PanARMENIAN.Net - Surprisingly, there are Armenians who disliked the decision of the lower house of French parliament. These are Armenians, who look upon things from Turkish standpoint. These are Armenians, who prefer conveniences and personal gain to the interests of the state and national dignity.
But this is not the whole trouble. Some people, who apparently want to seem extraordinary, decided to publicly slam the French National Assembly, President Nicolas Sarkozy and the bill itself. So, along with exclamations and appraisals like “Vive la France” that flooded Facebook and other social networks, there were posts that read: “You may accuse me of treason but I don’t like this bill. People must have freedom of expression.”
Probably, young people of transitional age just follow pseudo-theories and become an easy target for ill-wishers. But what guides adults, who make statements going contrary to the interests of the entire Armenian nation? Fear? A wish to be extravagant? Money laundering?
What should be the punishment for them? Maybe, the most severe, as internal enemy is much more dangerous than external one. This would make others think before engaging in the “oldest profession”, selling not only themselves but the motherland, too.
The first to voice opposition to the French bill were the Armenians of Turkey. Even before the adoption of the bill, members of the Armenian community of Turkey said that similar motion would “damage relations between the two peoples who have the same roots.” They also spoke about inadmissibility of passage of a draft law which is aimed to garner votes of French Armenians in the forthcoming presidential election. Everything may seem clear at the first glance. But actually… these people are guided by the fear or unwillingness to ‘exchange poor peace for good war’. They were born and grew up in a country where about 1.5 million of their compatriots were slaughtered nearly 100 years ago. They live in Turkey where those who “insult Turkishness” face a prison sentence under the notorious article 301. They live in Turkey, where an underage Ogun Samast can kill for dissent. They live in Turkey and cannot afford the luxury of opposing to the ruling regime. So, we can’t justify them but we can understand.

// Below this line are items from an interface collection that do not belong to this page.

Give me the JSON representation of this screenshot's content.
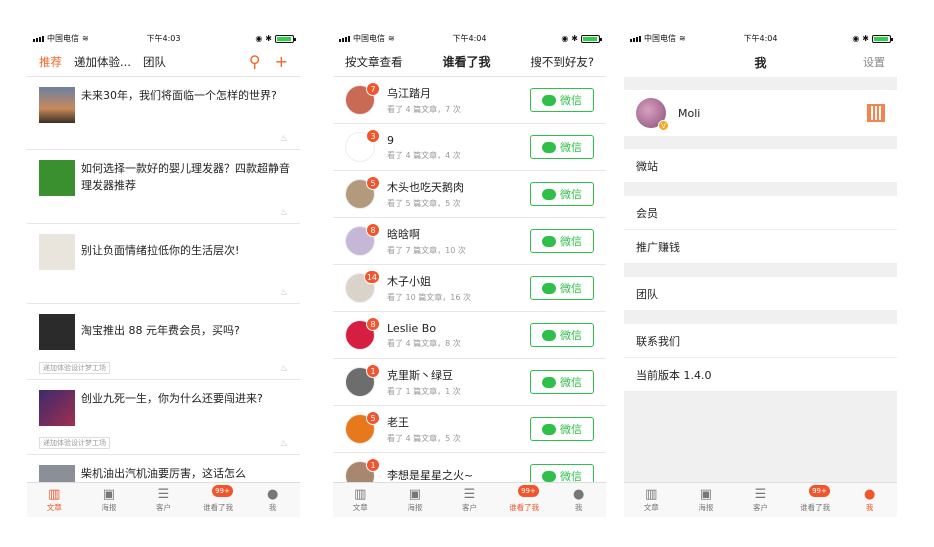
{
  "status": {
    "carrier": "中国电信",
    "battery_color": "#2bd34a",
    "time1": "下午4:03",
    "time2": "下午4:04",
    "time3": "下午4:04"
  },
  "tabbar": {
    "items": [
      {
        "label": "文章",
        "icon": "bar-chart-icon"
      },
      {
        "label": "海报",
        "icon": "image-icon"
      },
      {
        "label": "客户",
        "icon": "list-icon"
      },
      {
        "label": "谁看了我",
        "icon": "eye-icon",
        "badge": "99+"
      },
      {
        "label": "我",
        "icon": "person-icon"
      }
    ]
  },
  "screen1": {
    "tabs": [
      "推荐",
      "递加体验...",
      "团队"
    ],
    "articles": [
      {
        "title": "未来30年，我们将面临一个怎样的世界?",
        "tag": ""
      },
      {
        "title": "如何选择一款好的婴儿理发器？四款超静音理发器推荐",
        "tag": ""
      },
      {
        "title": "别让负面情绪拉低你的生活层次!",
        "tag": ""
      },
      {
        "title": "淘宝推出 88 元年费会员，买吗?",
        "tag": "递加体验设计梦工场"
      },
      {
        "title": "创业九死一生，你为什么还要闯进来?",
        "tag": "递加体验设计梦工场"
      },
      {
        "title": "柴机油出汽机油要厉害，这话怎么",
        "tag": ""
      }
    ]
  },
  "screen2": {
    "left": "按文章查看",
    "title": "谁看了我",
    "right": "搜不到好友?",
    "wechat_label": "微信",
    "viewers": [
      {
        "name": "乌江踏月",
        "badge": "7",
        "sub": "看了 4 篇文章，7 次",
        "color": "#c96a55"
      },
      {
        "name": "9",
        "badge": "3",
        "sub": "看了 4 篇文章，4 次",
        "color": "#ffffff"
      },
      {
        "name": "木头也吃天鹅肉",
        "badge": "5",
        "sub": "看了 5 篇文章，5 次",
        "color": "#b39a7c"
      },
      {
        "name": "晗晗啊",
        "badge": "8",
        "sub": "看了 7 篇文章，10 次",
        "color": "#c7b7d6"
      },
      {
        "name": "木子小姐",
        "badge": "14",
        "sub": "看了 10 篇文章，16 次",
        "color": "#d9d3c9"
      },
      {
        "name": "Leslie Bo",
        "badge": "8",
        "sub": "看了 4 篇文章，8 次",
        "color": "#d61e42"
      },
      {
        "name": "克里斯丶绿豆",
        "badge": "1",
        "sub": "看了 1 篇文章，1 次",
        "color": "#6d6d6d"
      },
      {
        "name": "老王",
        "badge": "5",
        "sub": "看了 4 篇文章，5 次",
        "color": "#e8781c"
      },
      {
        "name": "李想是星星之火~",
        "badge": "1",
        "sub": "",
        "color": "#a8866f"
      }
    ]
  },
  "screen3": {
    "title": "我",
    "right": "设置",
    "profile_name": "Moli",
    "menu": [
      "微站",
      "会员",
      "推广赚钱",
      "团队",
      "联系我们",
      "当前版本 1.4.0"
    ]
  }
}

But what about Armenian citizens, who 'sing in unison' with the Turkish leadership? Let’s take a representative of Helsinki Citizens’ Assembly, Mikael Danielyan, who without shame described the Genocide bill as “violation of freedom of expression”. It seems evident that a man, who says this today, can deny the fact of Genocide tomorrow. By the way, the Armenian Criminal Code envisages a 4-year sentence and fine for denial or justification of genocide.
The French bill is not the only topic for such people. Some Armenian “human rights activists” are eager to voice opinion on a theme that can be ‘easily sold.’ Recently, head of the Vanadzor Office of Helsinki Citizens’ Assembly, Arthur Sakunts said that Armenia violates the Treaty on Conventional Armed Forces in Europe (or CFE Treaty) provisions by buying weapons. He was not at all confused by the fact that he pours oil on the flames of Azerbaijan’s anti-Armenian propaganda. He was not even confused by the fact that no international organization ever said that Armenia breached CFE norms.
Next comes Georgy Vanyan, the chairman of South Caucasus Integration: Alternative Start NGO, who periodically decides to organize days of nonexistent Azerbaijani culture in Armenia, which, according to him, “occupied Azeri lands and committed Khojalu genocide” and therefore should “immediately give Karabakh back to Azerbaijan.” It’s not hard to guess who rushes to rescue Vanyan from public indignation. Of course, it’s the Vanadzor Office of Helsinki Citizens’ Assembly, personally Arthur Sakunts. Whatever, professional solidarity works even in case with the oldest profession.
A question arouses. Why do such people live on Armenian soil? Maybe Armenia’s Criminal Code which stipulates for 10-15 years of imprisonment (sometimes with confiscation of property) is too humane and should be toughened up to life sentence for treason.
It’s noteworthy that recently a PanARMENIAN.Net reporter asked the local human rights activists, including the above mentioned Arthur Sakunts whether he thinks that the Armenian Criminal Code is too mild and treason should be punished more severely. Sakunts preferred not to answer.
People say that one of the reasons for anti-Armenian activity is the wish to grab a grant. Certainly, there are people who spend the money for worthy deeds and they deserve the highest praise. However, some NGOs are formed just ‘to get hooked’ on the grant funding. In this case, the field of activity is not important at all – from defense of the rights of South American rabbits to conduction of seminars on creation of sects. The real purpose of these grants and how the money is spent remain unclear, but the proverb “he who pays the piper calls the tune” fits here perfectly.
Pluralism, freedom of speech and democratic principles are undoubtedly vital for any country. Unfortunately, Armenia cannot claim the title of a ‘democracy pillar’ but the loss of patriotism can result in loss of everything. People capable of treason should be called to account.